> **EXERCISE OBJECTIVE**: Count the lines below that hold "associations". Give the number without comment.

Start of Block

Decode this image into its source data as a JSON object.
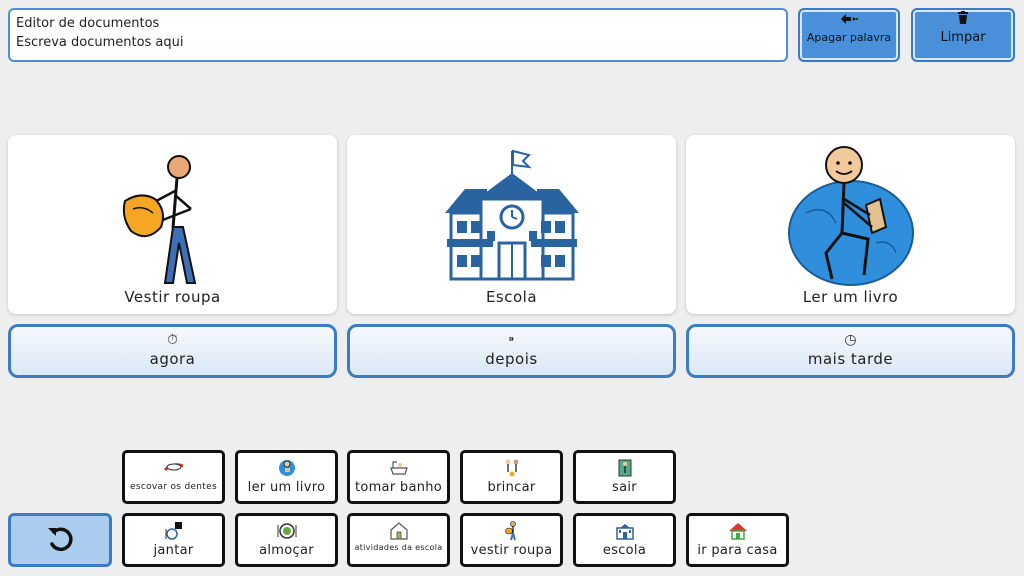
{
  "editor": {
    "line1": "Editor de documentos",
    "line2": "Escreva documentos aqui"
  },
  "toolbar": {
    "delete_word_label": "Apagar palavra",
    "clear_label": "Limpar",
    "accent": "#4a90d9"
  },
  "schedule_cards": [
    {
      "label": "Vestir roupa",
      "icon": "person-dressing-icon"
    },
    {
      "label": "Escola",
      "icon": "school-building-icon"
    },
    {
      "label": "Ler um livro",
      "icon": "person-reading-icon"
    }
  ],
  "time_buttons": [
    {
      "label": "agora",
      "icon": "stopwatch-icon"
    },
    {
      "label": "depois",
      "icon": "next-arrow-icon"
    },
    {
      "label": "mais tarde",
      "icon": "clock-icon"
    }
  ],
  "tiles_row1": [
    {
      "label": "escovar os dentes",
      "icon": "toothbrush-icon"
    },
    {
      "label": "ler um livro",
      "icon": "reading-icon"
    },
    {
      "label": "tomar banho",
      "icon": "bathtub-icon"
    },
    {
      "label": "brincar",
      "icon": "children-playing-icon"
    },
    {
      "label": "sair",
      "icon": "door-exit-icon"
    }
  ],
  "tiles_row2": [
    {
      "label": "jantar",
      "icon": "dinner-icon"
    },
    {
      "label": "almoçar",
      "icon": "lunch-icon"
    },
    {
      "label": "atividades da escola",
      "icon": "school-activities-icon"
    },
    {
      "label": "vestir roupa",
      "icon": "dressing-icon"
    },
    {
      "label": "escola",
      "icon": "school-icon"
    },
    {
      "label": "ir para casa",
      "icon": "house-icon"
    }
  ],
  "colors": {
    "background": "#eeeeee",
    "button_blue": "#4a90d9",
    "border_blue": "#3c7cc6",
    "tile_border": "#111111"
  }
}
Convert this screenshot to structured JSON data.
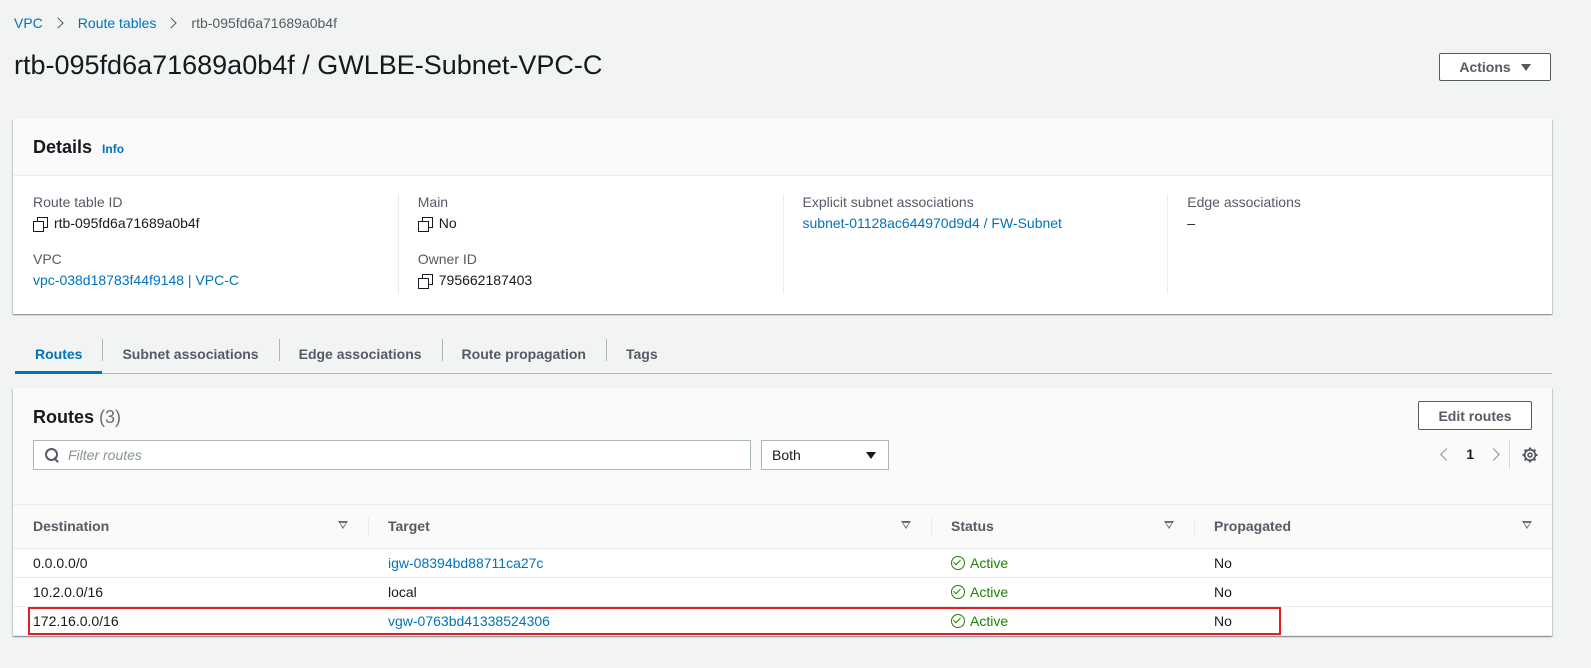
{
  "breadcrumb": {
    "items": [
      "VPC",
      "Route tables"
    ],
    "current": "rtb-095fd6a71689a0b4f"
  },
  "page": {
    "title": "rtb-095fd6a71689a0b4f / GWLBE-Subnet-VPC-C",
    "actions_label": "Actions"
  },
  "details": {
    "title": "Details",
    "info_label": "Info",
    "route_table_id": {
      "label": "Route table ID",
      "value": "rtb-095fd6a71689a0b4f"
    },
    "vpc": {
      "label": "VPC",
      "value": "vpc-038d18783f44f9148 | VPC-C"
    },
    "main": {
      "label": "Main",
      "value": "No"
    },
    "owner_id": {
      "label": "Owner ID",
      "value": "795662187403"
    },
    "explicit_subnet": {
      "label": "Explicit subnet associations",
      "value": "subnet-01128ac644970d9d4 / FW-Subnet"
    },
    "edge": {
      "label": "Edge associations",
      "value": "–"
    }
  },
  "tabs": [
    "Routes",
    "Subnet associations",
    "Edge associations",
    "Route propagation",
    "Tags"
  ],
  "routes": {
    "title": "Routes",
    "count": "(3)",
    "edit_label": "Edit routes",
    "filter_placeholder": "Filter routes",
    "select_value": "Both",
    "page": "1",
    "columns": [
      "Destination",
      "Target",
      "Status",
      "Propagated"
    ],
    "rows": [
      {
        "destination": "0.0.0.0/0",
        "target": "igw-08394bd88711ca27c",
        "status": "Active",
        "propagated": "No"
      },
      {
        "destination": "10.2.0.0/16",
        "target": "local",
        "status": "Active",
        "propagated": "No"
      },
      {
        "destination": "172.16.0.0/16",
        "target": "vgw-0763bd41338524306",
        "status": "Active",
        "propagated": "No"
      }
    ]
  },
  "colors": {
    "link": "#0073bb",
    "success": "#1d8102",
    "highlight": "#e01f27"
  }
}
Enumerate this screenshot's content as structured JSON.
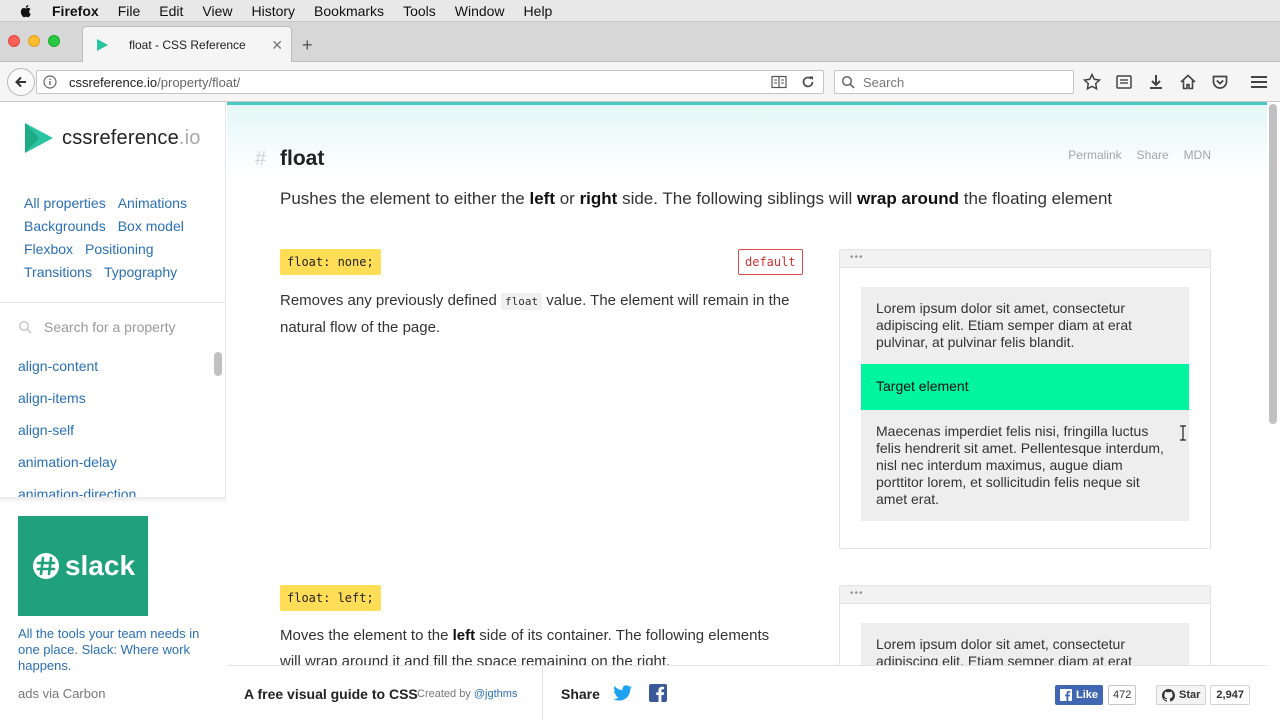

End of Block

> **TASK SOLUTION**: 4